In 2018, when I was first chasing elite status with American Airlines, knowing I'd be 'on the bubble' come December, I stayed away from basic economy at all costs because at the time, AAdvantage members only got half credit on elite qualifying segments when flying with a basic economy ticket. American has since ended both elite qualifying segments (in favor of its Loyalty Points system) and the handicap on AAdvantage earnings for basic economy flyers, so you now earn miles and Loyalty Points even when flying basic economy.

But other airlines do have restrictions in place, still. United’s basic economy flyers earn MileagePlus miles and Premier Qualifying Points but their trip doesn’t count toward Premier Qualifying Flights. Delta does not allow its SkyMiles members to earn any miles or credit toward elite status when flying basic economy.

While you'd rather pay the lowest fare, you'd also hate to pay for a flight and not have it fully count in an airline's loyalty program, so I'll consider how the airline handles this in making my decision.

I’ll also weigh the other benefits I enjoy during a flight in my decision, whether it’s from elite status or a co-branded airline credit card. Sometimes, airlines will put stringent rules in place for basic economy tickets but allow exemptions for elite members on certain policies; this certainly differs from one airline to another.

To that end, I weigh a few factors: Will my typical benefits still apply, despite basic economy restrictions? Will I be able to enjoy complimentary upgrades? Will I be able to board in my typical priority group as opposed to the last group on board, as is almost universal with basic economy tickets? If I need to check a bag, does my free checked bag benefit still apply?

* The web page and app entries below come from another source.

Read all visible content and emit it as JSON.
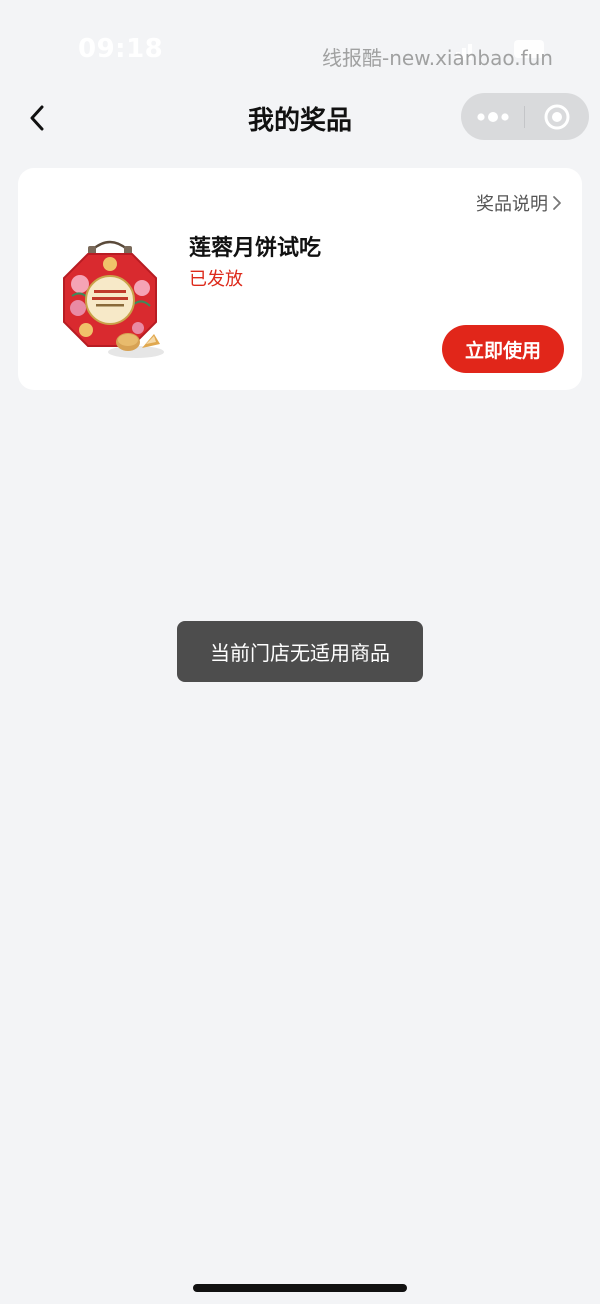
{
  "status_bar": {
    "time": "09:18"
  },
  "watermark": "线报酷-new.xianbao.fun",
  "nav": {
    "title": "我的奖品",
    "back_icon": "chevron-left-icon",
    "more_icon": "more-dots-icon",
    "close_icon": "target-circle-icon"
  },
  "prize": {
    "desc_link": "奖品说明",
    "desc_icon": "chevron-right-icon",
    "name": "莲蓉月饼试吃",
    "status": "已发放",
    "use_button": "立即使用",
    "image_icon": "mooncake-gift-box-image",
    "status_color": "#dd2a1b",
    "button_color": "#e1261a"
  },
  "toast": {
    "message": "当前门店无适用商品"
  }
}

If the answer to all those questions is “yes,” I might well go with the cheaper ticket.


3. Itinerary flexibility

Another hallmark of basic economy tickets is that they have traditionally lacked much in the way of flexibility when it comes to making changes beyond the 24-hour grace period after booking.

The inflexibility of basic economy tickets compared with other tickets is all the starker, now: airlines have, overall, relaxed their change and cancellation policies on most tickets, compared with before the pandemic, but basic economy is generally the exception to that flexibility.

While you may be able to get some of your investment back when canceling a basic economy ticket voluntarily, you’ll often pay a steep percentage of the ticket as a cancellation fee. You’ll typically also be mostly or completely restricted in your ability to change your trip.

If I have some inkling that I may end up needing to change or cancel my trip before departure, basic economy probably isn’t a good idea. If I’m confident the trip will go on as planned, and have little fear I could end up forfeiting all or most of what I paid, I might be willing to book basic economy.

Atlanta Hartsfield-Jackson International Airport (ATL). SEAN CUDAHY/THE POINTS GUY

One thing to always keep in mind

Ironically, whether I can select my own seat on a flight hardly ever figures into my basic economy decision equation. That’s because the airlines do, and pretty much always have excluded complimentary seat selection from these discount tickets.

That means you likely will not be able to guarantee that your family sits together when traveling basic economy. You'll often get assigned — or perhaps you'll be able to pick — a seat at check-in, at which point there will be far fewer seat options available.

For that reason, if seat selection is important to you, you may not even need to weigh a checklist of factors: basic economy may simply not be right for your travel needs.

Bottom line

With varying policies through the years and from one airline to another, basic economy versus full-fare economy policies can be a lot to keep track of. For that reason, it's a good idea to know what services and benefits are most important to you, so you can make the best decision on the right type of ticket.

Editorial disclaimer: Opinions expressed here are the author’s alone, not those of any bank, credit card issuer, airline or hotel chain, and have not been reviewed, approved or otherwise endorsed by any of these entities.